**Required work:** Isolate every line in the records below with "rank" in it.

**Data supplied:**
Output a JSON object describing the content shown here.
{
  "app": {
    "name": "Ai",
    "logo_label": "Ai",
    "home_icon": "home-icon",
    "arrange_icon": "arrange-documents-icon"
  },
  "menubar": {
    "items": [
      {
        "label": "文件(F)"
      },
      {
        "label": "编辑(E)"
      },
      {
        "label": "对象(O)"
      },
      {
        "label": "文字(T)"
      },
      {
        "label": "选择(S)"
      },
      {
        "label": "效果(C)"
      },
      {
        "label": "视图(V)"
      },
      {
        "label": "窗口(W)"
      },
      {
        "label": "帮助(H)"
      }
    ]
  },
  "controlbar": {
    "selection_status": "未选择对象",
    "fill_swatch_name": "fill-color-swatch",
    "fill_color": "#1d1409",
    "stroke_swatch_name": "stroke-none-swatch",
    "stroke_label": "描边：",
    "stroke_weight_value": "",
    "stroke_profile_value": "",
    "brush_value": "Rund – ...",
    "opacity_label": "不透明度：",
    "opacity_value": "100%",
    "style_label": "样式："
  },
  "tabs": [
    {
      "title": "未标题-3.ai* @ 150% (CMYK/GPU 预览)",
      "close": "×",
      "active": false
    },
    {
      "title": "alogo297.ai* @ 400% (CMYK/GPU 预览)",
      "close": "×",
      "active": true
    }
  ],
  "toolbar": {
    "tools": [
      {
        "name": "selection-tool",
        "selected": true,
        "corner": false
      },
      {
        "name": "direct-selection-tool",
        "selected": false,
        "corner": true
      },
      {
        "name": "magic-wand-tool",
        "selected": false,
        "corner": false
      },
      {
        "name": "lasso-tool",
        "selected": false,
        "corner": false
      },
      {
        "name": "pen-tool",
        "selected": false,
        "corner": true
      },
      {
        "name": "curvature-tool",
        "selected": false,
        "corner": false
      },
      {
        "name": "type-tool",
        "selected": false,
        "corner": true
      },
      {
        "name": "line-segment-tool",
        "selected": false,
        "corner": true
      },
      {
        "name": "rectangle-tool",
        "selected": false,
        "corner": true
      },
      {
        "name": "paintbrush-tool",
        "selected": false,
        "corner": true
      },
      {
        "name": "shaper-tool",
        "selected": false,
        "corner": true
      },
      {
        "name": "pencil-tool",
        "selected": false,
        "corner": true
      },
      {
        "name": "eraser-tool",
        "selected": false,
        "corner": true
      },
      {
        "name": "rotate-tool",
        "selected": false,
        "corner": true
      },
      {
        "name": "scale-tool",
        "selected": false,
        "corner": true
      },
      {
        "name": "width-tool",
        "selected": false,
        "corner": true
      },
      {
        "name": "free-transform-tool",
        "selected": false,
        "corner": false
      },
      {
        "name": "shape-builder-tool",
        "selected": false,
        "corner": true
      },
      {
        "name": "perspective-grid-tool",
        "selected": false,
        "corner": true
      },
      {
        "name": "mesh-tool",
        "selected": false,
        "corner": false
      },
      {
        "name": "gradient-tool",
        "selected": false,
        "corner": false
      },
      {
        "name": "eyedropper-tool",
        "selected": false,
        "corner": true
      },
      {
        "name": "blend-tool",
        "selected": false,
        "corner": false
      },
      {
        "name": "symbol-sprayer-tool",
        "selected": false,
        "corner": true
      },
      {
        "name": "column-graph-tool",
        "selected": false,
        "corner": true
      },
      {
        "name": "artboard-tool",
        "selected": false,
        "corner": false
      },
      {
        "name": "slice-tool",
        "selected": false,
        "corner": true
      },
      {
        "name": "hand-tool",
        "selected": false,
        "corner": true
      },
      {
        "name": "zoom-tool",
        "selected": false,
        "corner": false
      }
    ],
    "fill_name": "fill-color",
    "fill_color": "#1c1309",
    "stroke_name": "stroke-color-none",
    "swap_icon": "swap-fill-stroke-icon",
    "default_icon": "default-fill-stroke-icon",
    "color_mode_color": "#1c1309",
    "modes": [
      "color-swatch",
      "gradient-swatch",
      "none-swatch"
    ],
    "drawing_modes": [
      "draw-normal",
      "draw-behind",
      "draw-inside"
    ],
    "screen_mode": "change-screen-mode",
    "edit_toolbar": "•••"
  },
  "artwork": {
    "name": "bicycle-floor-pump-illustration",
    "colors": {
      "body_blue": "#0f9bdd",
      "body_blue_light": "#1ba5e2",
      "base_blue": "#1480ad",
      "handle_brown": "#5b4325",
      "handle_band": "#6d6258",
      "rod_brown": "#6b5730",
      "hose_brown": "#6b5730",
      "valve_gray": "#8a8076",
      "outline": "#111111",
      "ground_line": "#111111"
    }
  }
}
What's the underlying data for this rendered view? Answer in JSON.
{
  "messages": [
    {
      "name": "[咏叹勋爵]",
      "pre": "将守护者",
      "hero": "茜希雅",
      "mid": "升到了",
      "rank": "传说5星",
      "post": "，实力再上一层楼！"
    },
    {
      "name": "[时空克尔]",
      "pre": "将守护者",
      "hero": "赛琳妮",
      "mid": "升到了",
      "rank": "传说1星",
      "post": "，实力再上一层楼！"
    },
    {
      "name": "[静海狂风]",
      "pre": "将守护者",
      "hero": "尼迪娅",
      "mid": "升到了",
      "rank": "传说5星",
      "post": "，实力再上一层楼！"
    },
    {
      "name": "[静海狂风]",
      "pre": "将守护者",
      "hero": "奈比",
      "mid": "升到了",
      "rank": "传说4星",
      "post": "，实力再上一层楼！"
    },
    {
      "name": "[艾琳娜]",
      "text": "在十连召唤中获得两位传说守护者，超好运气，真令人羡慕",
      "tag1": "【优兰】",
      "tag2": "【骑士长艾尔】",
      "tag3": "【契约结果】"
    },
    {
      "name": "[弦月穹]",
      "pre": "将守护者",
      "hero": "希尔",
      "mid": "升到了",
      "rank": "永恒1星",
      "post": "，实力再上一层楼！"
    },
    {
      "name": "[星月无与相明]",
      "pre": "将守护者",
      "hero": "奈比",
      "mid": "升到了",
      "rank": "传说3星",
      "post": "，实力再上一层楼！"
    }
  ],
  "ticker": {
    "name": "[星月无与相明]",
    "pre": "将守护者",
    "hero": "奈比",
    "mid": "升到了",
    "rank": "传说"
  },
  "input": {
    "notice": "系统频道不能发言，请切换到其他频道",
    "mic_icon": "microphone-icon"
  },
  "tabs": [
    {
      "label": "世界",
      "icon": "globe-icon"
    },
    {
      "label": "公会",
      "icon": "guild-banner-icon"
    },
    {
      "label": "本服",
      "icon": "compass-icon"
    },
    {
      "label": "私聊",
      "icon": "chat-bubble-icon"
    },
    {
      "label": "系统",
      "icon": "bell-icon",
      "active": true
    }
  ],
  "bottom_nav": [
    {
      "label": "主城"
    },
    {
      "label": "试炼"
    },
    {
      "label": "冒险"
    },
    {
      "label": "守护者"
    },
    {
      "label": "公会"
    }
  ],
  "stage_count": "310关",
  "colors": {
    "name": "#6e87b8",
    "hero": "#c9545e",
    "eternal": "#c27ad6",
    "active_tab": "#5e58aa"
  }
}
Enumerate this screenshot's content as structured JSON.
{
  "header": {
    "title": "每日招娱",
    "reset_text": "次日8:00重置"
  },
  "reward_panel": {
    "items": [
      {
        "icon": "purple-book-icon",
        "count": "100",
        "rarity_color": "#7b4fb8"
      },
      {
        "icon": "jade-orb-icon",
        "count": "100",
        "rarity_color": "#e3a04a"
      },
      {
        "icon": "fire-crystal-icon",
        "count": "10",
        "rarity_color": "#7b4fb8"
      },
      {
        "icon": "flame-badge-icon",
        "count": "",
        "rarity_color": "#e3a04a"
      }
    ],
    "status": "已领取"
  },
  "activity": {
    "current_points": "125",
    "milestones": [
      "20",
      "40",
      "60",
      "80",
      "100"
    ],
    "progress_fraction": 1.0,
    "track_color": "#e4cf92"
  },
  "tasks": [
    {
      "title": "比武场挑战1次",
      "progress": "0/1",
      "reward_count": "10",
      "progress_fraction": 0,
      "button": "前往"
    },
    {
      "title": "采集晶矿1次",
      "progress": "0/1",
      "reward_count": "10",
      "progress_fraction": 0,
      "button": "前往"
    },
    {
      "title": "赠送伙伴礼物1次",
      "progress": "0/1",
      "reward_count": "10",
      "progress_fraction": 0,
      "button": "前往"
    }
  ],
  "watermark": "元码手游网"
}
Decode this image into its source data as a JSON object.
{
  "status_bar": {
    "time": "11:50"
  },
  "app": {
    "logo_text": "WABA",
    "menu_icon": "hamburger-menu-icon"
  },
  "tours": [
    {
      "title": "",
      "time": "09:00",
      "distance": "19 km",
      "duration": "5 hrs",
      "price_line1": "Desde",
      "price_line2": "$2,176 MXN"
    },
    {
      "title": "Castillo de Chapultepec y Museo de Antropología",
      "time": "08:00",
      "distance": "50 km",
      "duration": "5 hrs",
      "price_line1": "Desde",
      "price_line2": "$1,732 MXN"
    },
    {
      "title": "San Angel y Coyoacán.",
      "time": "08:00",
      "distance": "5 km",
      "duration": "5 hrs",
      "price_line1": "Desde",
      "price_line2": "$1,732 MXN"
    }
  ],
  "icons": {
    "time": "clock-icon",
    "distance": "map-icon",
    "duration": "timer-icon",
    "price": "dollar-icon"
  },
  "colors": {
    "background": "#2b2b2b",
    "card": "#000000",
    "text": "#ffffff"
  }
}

**Result below:**
      "rank": "传说5星",
      "rank": "传说1星",
      "rank": "传说5星",
      "rank": "传说4星",
      "rank": "永恒1星",
      "rank": "传说3星",
    "rank": "传说"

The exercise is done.